The Halloween Dilemma: Why Do My Teeth Hurt When I Eat Sweets?

Thursday, October 26, 2017
The Halloween Dilemma: Why Do My Teeth Hurt When I Eat Sweets?

Dental hypersensitivity can be successfully treated at Penn Dental Family Practice

Maybe your kids have asked you the question following a night of trick-or-treating and divulging in Halloween candy… Maybe you find yourself asking it after secretly helping yourself to more than your share of your child’s candy stash…

Why do my teeth hurt when I eat sweets?

It’s a question that’s of particular relevance around Halloween and the holidays that follow, when sweet treats seem to appear everywhere you turn. For many dental patients, however, sensitivity to sugar is a year-round problem.

Tooth sensitivity can cause symptoms of mild to severe pain, which takes a great deal of the fun out of Halloween candy, desserts, and many other simple pleasures of life. If you’re regularly asking “why do my teeth hurt when I eat sweets?”, a visit to Penn Dental Family Practice can bring you the resolution and relief you’re seeking to the tooth pain sugar may induce.

4 Causes of Tooth Sensitivity to Sugar

Penn Dental Family Practice offers renowned, specialized dental care that utilizes the most advanced diagnostic tools and emphasizes special attention to detail. There are several causes for tooth sensitivity to sugar (or general tooth sensitivity); the specific conditions will likewise vary from patient to patient. A thorough dental examination can determine exactly what is causing your painful symptoms.

Listed below are the four most common causes of the tooth pain eating sweets may trigger:

  • why do my teeth hurt when i eat sweetsEnamel or Cementum Loss
    Both enamel and cementum function to protect the teeth; enamel covers the crowns, while cementum covers the roots. A loss of either can expose the tooth’s inner nerves and pulp, heightening sensitivity to sweet substances, as well as salty, sour, hot, or cold foods.
  • Acute Tooth Damage
    Teeth sensitivity to sugar that begins abruptly may be caused by a tooth injury or acute tooth damage. A crack or fracture may cause exposed nerves and trigger painful sensitivity. In cases of acute damage, the sensitivity will be isolated.
  • Cavities
    Another source of acute, isolated sensitivity to sweet substances is cavities. The formation of a cavity can penetrate through the tooth’s surface enamel, exposing and affecting the inner pulp.
  • Tooth Whitening Treatments
    Dental hypersensitivity has commonly been reported following at-home or professional tooth whitening treatments. In these cases, the pain tends to be short-term.

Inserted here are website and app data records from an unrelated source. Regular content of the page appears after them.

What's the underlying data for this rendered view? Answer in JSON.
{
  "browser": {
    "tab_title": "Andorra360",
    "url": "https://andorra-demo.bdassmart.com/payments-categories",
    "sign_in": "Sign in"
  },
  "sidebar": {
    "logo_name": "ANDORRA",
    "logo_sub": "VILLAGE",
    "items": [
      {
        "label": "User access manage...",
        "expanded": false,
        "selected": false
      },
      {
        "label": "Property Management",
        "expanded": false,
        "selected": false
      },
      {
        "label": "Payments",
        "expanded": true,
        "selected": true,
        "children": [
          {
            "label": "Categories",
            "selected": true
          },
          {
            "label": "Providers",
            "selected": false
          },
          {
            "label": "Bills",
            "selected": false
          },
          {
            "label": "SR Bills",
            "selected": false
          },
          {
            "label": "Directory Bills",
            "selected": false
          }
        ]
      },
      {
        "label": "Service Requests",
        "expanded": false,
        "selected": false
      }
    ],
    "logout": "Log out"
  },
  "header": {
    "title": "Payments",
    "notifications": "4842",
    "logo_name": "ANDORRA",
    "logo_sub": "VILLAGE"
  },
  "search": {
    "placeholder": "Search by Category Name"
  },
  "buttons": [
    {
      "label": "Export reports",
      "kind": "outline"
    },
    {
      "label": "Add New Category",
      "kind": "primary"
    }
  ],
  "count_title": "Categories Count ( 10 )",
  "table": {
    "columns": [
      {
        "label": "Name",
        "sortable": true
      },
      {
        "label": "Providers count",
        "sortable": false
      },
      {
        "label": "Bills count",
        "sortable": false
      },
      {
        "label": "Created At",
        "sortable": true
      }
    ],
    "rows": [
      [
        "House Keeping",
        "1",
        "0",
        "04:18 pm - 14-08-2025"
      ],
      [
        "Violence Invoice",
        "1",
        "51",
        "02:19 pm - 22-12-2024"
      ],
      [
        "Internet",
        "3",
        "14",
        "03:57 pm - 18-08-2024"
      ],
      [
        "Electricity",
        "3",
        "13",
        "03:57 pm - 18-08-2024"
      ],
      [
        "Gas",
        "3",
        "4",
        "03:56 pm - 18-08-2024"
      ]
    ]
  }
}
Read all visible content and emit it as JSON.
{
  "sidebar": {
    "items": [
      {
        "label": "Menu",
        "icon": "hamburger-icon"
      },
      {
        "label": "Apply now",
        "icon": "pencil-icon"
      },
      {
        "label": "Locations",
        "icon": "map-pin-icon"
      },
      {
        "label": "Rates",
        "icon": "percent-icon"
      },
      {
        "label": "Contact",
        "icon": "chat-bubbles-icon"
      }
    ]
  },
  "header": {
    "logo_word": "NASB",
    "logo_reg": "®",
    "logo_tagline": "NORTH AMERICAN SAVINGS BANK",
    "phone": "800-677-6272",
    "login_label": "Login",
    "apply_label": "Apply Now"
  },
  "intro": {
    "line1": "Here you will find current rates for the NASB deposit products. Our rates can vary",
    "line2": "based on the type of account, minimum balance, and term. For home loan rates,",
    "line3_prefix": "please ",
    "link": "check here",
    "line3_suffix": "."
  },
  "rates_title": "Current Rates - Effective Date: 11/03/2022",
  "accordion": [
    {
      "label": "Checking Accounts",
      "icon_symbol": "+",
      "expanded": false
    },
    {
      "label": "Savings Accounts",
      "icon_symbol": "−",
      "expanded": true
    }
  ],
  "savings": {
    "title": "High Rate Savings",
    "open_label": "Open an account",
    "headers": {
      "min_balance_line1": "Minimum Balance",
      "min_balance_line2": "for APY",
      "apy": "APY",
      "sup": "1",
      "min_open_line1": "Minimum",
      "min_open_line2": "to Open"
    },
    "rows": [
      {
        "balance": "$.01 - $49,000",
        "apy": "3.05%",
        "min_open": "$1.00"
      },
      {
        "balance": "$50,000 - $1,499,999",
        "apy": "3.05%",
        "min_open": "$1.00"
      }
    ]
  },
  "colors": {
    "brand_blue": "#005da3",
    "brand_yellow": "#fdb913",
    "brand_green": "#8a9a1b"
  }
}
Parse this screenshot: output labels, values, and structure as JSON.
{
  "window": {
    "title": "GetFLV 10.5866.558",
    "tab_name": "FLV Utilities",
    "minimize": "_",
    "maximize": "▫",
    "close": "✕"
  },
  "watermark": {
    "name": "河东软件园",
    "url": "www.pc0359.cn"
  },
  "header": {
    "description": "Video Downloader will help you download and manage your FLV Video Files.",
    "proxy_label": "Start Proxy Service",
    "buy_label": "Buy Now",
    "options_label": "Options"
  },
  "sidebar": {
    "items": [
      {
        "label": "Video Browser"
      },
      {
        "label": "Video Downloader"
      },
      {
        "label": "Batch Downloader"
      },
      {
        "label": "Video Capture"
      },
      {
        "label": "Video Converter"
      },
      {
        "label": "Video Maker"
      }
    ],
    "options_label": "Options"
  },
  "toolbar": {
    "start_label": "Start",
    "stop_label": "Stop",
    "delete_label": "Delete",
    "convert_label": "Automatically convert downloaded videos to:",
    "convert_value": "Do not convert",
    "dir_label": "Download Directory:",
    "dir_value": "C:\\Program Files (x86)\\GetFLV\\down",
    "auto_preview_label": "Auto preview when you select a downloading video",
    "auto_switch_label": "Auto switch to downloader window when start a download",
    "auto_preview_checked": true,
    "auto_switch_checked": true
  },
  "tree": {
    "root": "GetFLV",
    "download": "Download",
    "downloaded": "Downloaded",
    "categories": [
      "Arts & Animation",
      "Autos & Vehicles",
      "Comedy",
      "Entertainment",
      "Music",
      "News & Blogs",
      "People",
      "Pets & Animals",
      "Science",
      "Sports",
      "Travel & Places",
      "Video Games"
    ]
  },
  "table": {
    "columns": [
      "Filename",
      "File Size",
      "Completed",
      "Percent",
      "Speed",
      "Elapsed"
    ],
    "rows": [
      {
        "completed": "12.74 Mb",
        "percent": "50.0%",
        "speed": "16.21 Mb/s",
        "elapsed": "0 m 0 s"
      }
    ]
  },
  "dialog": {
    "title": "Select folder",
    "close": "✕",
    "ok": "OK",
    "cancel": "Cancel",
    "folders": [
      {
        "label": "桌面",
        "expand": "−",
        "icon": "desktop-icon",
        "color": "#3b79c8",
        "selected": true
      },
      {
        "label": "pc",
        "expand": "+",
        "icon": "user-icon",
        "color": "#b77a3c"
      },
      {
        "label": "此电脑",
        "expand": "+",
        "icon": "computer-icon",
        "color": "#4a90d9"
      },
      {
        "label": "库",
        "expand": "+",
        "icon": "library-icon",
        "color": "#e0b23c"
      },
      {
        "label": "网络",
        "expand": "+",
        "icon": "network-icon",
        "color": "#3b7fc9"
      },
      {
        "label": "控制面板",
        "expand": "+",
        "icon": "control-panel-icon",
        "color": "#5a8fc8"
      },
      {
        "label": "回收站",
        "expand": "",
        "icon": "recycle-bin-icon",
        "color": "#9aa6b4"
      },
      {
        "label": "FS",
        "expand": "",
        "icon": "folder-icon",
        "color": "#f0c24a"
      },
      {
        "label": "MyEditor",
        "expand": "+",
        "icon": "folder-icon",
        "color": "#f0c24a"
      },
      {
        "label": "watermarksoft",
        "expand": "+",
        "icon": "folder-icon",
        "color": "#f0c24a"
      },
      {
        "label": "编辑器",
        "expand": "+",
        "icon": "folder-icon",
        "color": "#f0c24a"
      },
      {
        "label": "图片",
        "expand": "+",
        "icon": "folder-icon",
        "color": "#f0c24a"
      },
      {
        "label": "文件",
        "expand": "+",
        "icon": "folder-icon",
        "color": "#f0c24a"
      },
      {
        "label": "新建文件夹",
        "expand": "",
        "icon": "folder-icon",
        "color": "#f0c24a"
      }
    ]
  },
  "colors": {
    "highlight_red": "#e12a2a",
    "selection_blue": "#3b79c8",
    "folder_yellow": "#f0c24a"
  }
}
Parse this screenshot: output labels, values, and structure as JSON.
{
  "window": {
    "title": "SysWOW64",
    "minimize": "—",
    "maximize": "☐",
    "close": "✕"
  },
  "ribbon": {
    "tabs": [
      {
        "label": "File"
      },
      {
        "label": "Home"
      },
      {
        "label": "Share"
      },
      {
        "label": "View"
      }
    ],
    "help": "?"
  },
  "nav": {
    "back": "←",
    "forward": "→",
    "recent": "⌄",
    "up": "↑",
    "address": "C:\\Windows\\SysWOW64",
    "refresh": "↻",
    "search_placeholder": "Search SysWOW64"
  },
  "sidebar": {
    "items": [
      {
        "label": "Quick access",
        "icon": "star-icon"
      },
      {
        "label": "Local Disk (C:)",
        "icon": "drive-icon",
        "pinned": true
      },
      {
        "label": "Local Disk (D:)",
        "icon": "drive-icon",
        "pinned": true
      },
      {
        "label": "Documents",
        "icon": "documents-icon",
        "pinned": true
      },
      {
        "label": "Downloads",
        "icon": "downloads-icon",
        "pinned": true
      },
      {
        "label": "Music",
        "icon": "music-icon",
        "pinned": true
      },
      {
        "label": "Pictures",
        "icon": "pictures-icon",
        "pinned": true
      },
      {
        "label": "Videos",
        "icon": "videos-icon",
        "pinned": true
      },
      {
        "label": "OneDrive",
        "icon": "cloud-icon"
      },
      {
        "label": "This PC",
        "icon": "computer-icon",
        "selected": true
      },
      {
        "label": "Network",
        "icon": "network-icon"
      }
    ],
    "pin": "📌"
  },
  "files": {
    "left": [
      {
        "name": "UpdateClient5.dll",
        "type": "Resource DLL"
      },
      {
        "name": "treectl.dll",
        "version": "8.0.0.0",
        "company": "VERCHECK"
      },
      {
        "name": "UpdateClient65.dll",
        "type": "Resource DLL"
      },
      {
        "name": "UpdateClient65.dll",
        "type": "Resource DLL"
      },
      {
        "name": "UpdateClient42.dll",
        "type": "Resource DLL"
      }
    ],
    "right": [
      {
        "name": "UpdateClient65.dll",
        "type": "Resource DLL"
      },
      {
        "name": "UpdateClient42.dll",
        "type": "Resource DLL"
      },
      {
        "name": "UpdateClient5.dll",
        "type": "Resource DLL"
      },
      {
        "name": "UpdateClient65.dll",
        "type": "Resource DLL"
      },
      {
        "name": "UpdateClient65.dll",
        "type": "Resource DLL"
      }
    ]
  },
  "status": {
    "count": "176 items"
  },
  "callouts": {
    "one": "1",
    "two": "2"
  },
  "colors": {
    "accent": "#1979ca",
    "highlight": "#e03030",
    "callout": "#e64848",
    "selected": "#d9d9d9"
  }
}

There are numerous treatment options available for those suffering from hypersensitive teeth. Depending on the particular cause of symptoms, treatment may range from a change in brushing habits (softer brushing) and reduction in consumption of acidic foods to dental surgery to repair a damaged tooth.

Whatever the cause of your dental hypersensitivity, Penn Dental can find an effective solution for you. If you’re asking “why do my teeth hurt when I eat sweets?”, contact Penn Dental Family Practice today. We will identify the root cause and offer you the best treatment options available.